Exercise requirements |
Across the records below, count the lines that contain "printf" and write down only the count.
**** Extracted entries
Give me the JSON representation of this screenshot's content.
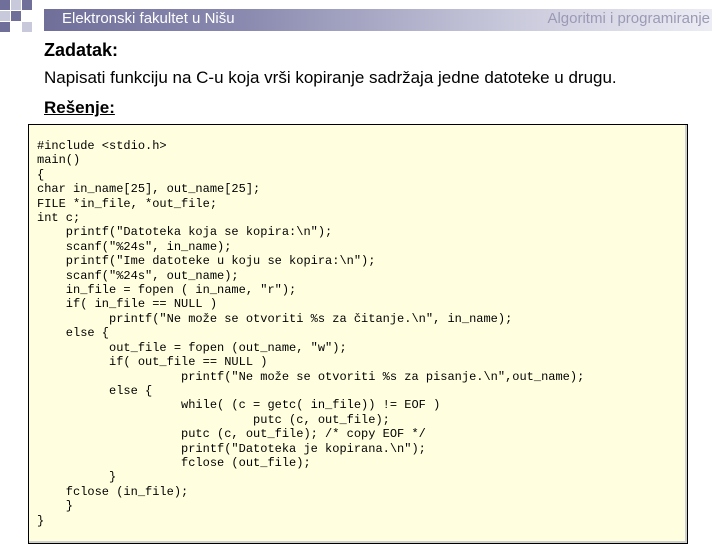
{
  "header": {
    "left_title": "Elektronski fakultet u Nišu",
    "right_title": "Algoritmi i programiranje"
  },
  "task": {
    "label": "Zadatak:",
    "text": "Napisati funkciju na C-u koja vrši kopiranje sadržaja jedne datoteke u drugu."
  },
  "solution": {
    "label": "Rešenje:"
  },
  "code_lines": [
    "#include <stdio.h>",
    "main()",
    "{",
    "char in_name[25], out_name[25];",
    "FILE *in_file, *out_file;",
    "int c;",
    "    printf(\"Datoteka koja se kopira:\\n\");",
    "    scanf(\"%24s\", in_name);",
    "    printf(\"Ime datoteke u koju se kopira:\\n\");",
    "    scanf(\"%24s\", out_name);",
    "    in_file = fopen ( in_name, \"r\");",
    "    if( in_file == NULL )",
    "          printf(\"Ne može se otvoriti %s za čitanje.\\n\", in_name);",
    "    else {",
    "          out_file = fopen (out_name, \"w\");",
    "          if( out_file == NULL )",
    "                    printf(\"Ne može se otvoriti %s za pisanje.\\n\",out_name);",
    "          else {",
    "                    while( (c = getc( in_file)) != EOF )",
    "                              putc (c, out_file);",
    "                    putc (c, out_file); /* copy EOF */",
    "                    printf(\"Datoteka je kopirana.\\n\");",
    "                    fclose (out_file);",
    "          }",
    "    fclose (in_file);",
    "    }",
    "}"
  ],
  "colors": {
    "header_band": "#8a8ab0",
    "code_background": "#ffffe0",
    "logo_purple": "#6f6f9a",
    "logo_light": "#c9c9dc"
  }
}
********
Exercise output |
5